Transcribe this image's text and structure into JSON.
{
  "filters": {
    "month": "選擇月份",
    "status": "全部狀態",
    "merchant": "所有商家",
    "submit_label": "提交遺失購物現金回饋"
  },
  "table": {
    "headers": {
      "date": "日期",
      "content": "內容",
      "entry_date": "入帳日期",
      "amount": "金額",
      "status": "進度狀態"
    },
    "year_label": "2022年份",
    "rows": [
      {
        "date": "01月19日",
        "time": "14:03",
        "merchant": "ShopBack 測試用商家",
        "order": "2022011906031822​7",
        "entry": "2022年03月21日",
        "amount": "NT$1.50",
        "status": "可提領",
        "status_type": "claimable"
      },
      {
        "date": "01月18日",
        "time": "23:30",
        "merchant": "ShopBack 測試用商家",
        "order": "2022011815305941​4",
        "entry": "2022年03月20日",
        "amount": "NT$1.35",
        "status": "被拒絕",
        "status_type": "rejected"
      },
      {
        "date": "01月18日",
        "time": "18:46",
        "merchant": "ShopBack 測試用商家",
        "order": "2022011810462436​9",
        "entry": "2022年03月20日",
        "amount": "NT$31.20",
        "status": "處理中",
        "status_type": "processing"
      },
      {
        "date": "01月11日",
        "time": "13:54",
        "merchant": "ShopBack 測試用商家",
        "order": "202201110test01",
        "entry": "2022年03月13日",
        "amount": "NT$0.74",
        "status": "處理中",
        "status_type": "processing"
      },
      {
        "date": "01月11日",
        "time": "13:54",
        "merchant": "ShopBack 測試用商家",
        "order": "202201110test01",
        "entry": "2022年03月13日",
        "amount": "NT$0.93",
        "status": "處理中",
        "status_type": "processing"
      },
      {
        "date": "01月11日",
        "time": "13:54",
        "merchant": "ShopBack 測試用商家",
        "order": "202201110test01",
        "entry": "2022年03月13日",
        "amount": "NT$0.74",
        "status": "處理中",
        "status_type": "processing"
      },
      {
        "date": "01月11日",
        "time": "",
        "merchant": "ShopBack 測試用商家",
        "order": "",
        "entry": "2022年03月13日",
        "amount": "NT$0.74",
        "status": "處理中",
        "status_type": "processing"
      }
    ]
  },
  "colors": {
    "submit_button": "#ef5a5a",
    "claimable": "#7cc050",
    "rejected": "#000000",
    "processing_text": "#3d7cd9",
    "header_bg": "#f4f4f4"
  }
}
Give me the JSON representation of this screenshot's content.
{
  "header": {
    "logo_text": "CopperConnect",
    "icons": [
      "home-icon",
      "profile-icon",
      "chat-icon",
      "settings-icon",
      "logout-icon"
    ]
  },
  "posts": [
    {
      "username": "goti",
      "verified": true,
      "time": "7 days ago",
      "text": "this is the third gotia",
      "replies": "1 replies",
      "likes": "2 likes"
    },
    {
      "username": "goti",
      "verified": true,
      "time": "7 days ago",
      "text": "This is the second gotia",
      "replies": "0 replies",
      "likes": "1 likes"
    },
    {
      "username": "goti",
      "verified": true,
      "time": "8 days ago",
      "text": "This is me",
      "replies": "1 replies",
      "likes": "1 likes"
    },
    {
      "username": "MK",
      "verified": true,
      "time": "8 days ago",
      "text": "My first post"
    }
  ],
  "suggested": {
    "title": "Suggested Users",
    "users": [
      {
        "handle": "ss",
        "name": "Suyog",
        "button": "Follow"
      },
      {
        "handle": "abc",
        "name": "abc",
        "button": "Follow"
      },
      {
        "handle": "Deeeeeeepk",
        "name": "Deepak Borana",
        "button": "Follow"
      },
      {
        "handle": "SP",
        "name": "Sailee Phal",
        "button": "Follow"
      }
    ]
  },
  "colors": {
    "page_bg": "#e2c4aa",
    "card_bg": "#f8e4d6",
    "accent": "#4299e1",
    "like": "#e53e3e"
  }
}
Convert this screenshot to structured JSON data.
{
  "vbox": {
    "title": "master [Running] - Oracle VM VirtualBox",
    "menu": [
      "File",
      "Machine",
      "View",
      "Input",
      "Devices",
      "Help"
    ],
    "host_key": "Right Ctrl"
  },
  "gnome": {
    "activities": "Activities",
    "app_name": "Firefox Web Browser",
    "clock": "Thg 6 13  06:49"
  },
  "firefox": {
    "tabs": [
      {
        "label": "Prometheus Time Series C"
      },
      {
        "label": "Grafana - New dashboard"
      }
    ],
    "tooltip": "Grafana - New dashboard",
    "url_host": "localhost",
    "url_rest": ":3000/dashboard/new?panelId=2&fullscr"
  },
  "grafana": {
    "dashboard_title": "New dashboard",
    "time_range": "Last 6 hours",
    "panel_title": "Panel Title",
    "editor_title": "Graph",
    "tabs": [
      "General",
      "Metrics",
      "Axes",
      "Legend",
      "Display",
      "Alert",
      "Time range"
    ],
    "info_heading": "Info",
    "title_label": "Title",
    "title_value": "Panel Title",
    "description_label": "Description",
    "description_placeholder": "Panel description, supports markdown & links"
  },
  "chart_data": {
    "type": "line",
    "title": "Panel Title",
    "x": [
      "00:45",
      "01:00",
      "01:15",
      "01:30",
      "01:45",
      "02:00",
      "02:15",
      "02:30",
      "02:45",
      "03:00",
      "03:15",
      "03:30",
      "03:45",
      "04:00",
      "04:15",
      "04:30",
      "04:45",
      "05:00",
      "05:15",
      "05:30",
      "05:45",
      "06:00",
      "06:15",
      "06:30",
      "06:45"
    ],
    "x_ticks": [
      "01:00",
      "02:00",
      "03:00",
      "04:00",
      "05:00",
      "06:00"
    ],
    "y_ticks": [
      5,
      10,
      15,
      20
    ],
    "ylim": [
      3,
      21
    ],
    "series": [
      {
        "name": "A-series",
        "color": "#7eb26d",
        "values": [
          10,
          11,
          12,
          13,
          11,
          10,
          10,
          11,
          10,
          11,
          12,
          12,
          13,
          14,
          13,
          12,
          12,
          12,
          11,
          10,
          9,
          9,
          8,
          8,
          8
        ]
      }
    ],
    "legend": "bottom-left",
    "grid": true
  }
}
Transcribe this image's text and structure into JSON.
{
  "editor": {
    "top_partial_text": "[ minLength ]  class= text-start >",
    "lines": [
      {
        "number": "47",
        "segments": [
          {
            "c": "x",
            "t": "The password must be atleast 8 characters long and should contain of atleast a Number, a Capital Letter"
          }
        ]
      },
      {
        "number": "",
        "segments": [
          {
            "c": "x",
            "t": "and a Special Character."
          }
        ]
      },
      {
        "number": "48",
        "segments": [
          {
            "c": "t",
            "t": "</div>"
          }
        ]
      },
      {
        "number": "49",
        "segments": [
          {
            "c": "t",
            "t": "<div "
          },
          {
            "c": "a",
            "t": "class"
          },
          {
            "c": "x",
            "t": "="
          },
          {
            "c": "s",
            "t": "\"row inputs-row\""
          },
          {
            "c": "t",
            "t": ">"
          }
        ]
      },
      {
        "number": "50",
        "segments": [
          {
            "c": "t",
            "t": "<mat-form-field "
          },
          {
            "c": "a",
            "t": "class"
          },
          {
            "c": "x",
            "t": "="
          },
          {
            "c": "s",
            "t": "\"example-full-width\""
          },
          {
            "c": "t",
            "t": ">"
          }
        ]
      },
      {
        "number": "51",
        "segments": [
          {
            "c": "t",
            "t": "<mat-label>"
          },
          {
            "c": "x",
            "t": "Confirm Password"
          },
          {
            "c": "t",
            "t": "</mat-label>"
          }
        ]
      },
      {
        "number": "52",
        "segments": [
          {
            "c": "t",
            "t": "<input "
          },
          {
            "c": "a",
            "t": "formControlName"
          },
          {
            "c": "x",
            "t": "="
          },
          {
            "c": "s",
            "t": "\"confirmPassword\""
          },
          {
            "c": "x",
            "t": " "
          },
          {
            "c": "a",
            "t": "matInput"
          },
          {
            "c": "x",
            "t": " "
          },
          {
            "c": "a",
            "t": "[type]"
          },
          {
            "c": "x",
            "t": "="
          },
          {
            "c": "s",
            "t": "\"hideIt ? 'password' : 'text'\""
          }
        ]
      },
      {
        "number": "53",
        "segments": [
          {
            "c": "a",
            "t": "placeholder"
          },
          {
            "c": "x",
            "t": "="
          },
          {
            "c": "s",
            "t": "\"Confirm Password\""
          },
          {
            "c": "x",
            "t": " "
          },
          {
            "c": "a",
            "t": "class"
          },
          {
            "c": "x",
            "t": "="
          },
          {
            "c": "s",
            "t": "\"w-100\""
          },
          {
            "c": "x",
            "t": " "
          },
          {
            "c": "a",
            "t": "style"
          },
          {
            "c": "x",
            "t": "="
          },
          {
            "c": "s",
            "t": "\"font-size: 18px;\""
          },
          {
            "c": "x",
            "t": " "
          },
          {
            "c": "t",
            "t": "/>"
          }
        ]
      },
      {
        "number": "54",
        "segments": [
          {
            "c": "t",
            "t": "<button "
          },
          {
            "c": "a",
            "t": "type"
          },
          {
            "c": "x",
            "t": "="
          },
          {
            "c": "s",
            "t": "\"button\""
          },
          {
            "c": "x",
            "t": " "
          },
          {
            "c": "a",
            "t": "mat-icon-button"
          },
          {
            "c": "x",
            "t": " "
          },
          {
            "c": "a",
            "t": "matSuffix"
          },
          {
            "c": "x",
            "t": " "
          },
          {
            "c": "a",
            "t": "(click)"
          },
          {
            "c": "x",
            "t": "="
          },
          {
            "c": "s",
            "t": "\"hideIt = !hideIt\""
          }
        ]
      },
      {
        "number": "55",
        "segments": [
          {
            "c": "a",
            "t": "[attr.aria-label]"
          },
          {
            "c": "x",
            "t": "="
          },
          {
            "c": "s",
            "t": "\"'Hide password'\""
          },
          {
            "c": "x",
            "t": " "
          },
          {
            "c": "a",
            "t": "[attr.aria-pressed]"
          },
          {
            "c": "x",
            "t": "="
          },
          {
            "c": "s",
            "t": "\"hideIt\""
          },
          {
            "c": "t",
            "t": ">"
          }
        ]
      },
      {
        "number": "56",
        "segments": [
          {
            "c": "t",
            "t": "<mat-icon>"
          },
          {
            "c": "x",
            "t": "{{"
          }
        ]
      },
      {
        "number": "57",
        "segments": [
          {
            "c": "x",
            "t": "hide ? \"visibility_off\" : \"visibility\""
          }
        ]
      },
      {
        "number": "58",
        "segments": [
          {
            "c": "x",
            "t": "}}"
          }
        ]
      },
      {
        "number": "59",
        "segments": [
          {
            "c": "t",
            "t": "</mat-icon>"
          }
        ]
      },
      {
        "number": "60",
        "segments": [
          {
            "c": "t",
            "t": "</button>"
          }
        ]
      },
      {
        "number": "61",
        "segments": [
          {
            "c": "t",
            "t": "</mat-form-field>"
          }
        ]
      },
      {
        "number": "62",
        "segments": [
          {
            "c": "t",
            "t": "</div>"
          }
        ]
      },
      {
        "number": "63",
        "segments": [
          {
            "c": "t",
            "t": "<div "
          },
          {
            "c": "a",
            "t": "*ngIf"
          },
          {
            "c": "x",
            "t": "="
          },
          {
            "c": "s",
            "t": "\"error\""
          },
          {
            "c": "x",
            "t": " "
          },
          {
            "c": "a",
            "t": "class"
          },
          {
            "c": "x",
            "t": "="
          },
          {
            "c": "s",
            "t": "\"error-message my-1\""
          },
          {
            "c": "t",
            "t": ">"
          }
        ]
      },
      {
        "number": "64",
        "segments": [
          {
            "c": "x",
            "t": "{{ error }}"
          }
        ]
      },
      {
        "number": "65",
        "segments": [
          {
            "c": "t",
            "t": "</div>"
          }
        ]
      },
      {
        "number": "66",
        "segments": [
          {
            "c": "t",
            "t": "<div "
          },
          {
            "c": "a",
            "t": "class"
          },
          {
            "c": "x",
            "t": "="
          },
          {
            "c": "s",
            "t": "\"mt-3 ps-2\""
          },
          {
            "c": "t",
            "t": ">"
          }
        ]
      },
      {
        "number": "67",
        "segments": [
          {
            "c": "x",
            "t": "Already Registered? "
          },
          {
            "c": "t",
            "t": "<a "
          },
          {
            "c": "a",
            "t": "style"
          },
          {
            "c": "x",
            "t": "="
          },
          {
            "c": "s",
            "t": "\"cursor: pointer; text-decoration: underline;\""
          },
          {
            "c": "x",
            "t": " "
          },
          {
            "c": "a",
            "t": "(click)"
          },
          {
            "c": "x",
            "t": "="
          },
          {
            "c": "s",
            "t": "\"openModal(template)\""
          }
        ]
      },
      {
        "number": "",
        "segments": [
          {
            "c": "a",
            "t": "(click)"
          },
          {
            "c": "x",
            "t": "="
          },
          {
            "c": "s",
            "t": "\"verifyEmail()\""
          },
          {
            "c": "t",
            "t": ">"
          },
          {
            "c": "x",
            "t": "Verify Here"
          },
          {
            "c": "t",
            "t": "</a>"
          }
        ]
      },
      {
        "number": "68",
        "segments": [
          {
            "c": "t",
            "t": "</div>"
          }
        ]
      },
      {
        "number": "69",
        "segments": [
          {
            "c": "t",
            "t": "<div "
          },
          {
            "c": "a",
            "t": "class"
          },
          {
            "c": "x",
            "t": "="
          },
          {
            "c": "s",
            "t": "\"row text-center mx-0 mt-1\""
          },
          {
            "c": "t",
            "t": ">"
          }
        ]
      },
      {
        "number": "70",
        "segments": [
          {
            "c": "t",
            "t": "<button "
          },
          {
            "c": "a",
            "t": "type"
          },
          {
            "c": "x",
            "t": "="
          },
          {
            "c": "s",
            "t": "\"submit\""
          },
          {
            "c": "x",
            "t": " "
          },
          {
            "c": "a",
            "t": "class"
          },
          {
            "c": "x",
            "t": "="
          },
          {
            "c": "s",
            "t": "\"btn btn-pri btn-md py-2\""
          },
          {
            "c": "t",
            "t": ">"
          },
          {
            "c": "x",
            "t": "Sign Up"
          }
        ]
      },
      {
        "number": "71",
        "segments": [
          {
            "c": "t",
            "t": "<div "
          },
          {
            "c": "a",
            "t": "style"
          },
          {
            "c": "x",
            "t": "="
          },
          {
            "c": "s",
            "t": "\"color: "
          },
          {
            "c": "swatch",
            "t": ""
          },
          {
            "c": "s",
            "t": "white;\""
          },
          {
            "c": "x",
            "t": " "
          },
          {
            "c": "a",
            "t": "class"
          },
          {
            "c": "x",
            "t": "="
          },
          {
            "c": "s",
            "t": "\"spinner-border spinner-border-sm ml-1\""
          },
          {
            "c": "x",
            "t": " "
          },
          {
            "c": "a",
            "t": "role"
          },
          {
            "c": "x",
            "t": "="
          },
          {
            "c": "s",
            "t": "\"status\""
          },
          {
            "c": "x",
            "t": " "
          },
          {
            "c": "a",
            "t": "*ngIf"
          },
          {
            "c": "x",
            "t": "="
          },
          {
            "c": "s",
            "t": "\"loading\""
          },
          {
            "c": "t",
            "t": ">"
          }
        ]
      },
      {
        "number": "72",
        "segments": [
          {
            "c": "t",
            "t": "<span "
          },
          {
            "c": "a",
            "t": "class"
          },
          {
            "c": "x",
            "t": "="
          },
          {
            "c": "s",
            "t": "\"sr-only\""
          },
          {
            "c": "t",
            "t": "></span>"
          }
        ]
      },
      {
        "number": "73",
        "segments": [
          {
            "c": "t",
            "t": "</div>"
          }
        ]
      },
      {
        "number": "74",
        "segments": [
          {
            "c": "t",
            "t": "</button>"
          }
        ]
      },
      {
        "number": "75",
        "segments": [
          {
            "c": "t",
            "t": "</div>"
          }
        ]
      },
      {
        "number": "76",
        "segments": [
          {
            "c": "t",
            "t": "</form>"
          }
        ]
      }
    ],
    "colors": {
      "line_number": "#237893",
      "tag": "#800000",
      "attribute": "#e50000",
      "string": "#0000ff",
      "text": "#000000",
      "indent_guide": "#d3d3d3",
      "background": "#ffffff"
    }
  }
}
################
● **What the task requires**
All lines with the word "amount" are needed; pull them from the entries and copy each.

● **Written reply**
      "amount": "金額",
        "amount": "NT$1.50",
        "amount": "NT$1.35",
        "amount": "NT$31.20",
        "amount": "NT$0.74",
        "amount": "NT$0.93",
        "amount": "NT$0.74",
        "amount": "NT$0.74",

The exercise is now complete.